Cole Waterhouse has submitted a full planning application to Birmingham City Council for its 5.11-acre site at Upper Trinity Street in Digbeth, Birmingham.
Cole Waterhouse has submitted a full planning application to Birmingham City Council for its 5.11-acre site at Upper Trinity Street in Digbeth, Birmingham.

The world seems a very uncertain place just now, but fortunately for Birmingham's real estate, Digbeth doesn't.

The media and creative-friendly Birmingham district has been the focus of sustained developer interest over the last nine months, with deals emerging even during lockdown.

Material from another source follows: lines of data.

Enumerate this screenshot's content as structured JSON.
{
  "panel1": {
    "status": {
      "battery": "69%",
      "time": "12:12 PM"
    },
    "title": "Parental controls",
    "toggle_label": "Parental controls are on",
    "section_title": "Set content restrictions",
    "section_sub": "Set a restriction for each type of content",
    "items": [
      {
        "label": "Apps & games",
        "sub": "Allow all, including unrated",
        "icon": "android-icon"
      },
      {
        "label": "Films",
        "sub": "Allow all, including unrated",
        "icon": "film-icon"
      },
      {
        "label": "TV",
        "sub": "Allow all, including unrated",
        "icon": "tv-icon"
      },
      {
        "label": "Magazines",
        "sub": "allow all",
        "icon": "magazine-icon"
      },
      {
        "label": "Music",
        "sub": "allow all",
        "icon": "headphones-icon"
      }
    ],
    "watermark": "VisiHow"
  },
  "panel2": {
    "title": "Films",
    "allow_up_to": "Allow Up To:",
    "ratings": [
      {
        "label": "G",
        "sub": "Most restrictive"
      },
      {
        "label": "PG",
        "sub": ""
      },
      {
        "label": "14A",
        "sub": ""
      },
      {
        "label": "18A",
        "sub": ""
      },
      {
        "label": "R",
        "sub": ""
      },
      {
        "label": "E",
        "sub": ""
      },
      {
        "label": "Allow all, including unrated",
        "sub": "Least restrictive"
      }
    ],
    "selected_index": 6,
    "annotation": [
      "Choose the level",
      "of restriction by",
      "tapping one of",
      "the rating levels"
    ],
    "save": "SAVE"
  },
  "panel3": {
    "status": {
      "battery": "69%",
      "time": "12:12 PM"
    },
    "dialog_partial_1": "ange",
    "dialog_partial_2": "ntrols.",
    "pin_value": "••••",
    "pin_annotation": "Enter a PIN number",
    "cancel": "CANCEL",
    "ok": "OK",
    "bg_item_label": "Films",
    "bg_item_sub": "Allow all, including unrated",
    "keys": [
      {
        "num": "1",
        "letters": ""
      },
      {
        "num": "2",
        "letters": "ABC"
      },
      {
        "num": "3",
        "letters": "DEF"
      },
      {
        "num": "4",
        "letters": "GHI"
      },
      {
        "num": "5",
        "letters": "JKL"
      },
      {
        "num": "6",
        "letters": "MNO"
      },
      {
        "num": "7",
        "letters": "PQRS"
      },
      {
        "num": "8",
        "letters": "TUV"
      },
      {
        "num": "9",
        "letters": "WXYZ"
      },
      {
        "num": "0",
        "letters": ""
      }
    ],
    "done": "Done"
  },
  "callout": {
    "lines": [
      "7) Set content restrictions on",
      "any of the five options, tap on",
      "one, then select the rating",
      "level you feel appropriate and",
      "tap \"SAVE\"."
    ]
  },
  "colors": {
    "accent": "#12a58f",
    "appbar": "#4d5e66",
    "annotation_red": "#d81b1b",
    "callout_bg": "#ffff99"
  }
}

Now a 900-unit residential proposal for Cole Waterhouse confirms that that interest has not peaked.

Damian Flood's Cole Waterhouse has submitted a full planning application to Birmingham City Council for its 5.11-acre site at Upper Trinity Street in Digbeth, Birmingham.

The developer exchanged contracts on the scheme last year after patient site assembly, and a year spent in discussion with Birmingham City Council and neighbouring landowners.

The proposal, devised by planning consultancy Barton Wilmore, is for a 133-bed hotel, a new public park, 6K SF of retail and workspace, and 900 units mixed between build to rent and built for sale.

“Now that the planning application has been made we will be moving into the funding phase of the project whilst we move through the planning process and await a decision,” Cole Waterhouse Chief Executive Damian Flood said.

The hope is that the Cole Waterhouse scheme will fit neatly into the series of other initiatives planned for Digbeth.

UK btr statistics april 2020
Total number of build-to-rent homes recorded at the end of Q1 2020 vs at Q1 2019 in London and the regions.

The Cole Waterhouse mix of BTR and fractional sale apartments mirrors a change in the market, as developers are increasingly attracted by the relatively low risk and rapid cash flow of build-for-sale. Data from the British Property Federation and Savills suggested the BTR market in the UK regions may have plateaued.

Decisions taken 24 to 36 months ago resulted in a Q1 2020 surge in supply, up 42% compared with Q1 2019. However, since then the appeal of fractional sales has reasserted itself with the total under construction falling slightly by 11% and the development pipeline rising slightly by 12%, both indicating a market holding steady rather than rocketing up or down.

The UK regions are now the fastest growing territory for BTR, with volumes completed, under construction and planned rising fast, achieving a cumulative uplift of 25%. This compares with a cumulative 1% increase in London.

“Pain is being felt across all sectors of the economy, but build to rent remains attractive to investors and we know from past experience that demand for rental housing usually leads homes-for-sale out of any recovery," British Property Federation Director of Policy Ian Fletcher said.

“Our statistics show that a quarter of build-to-rent delivery is now coming from major housebuilders and their support of the sector, through, for example, access to land, could really boost growth in this sector."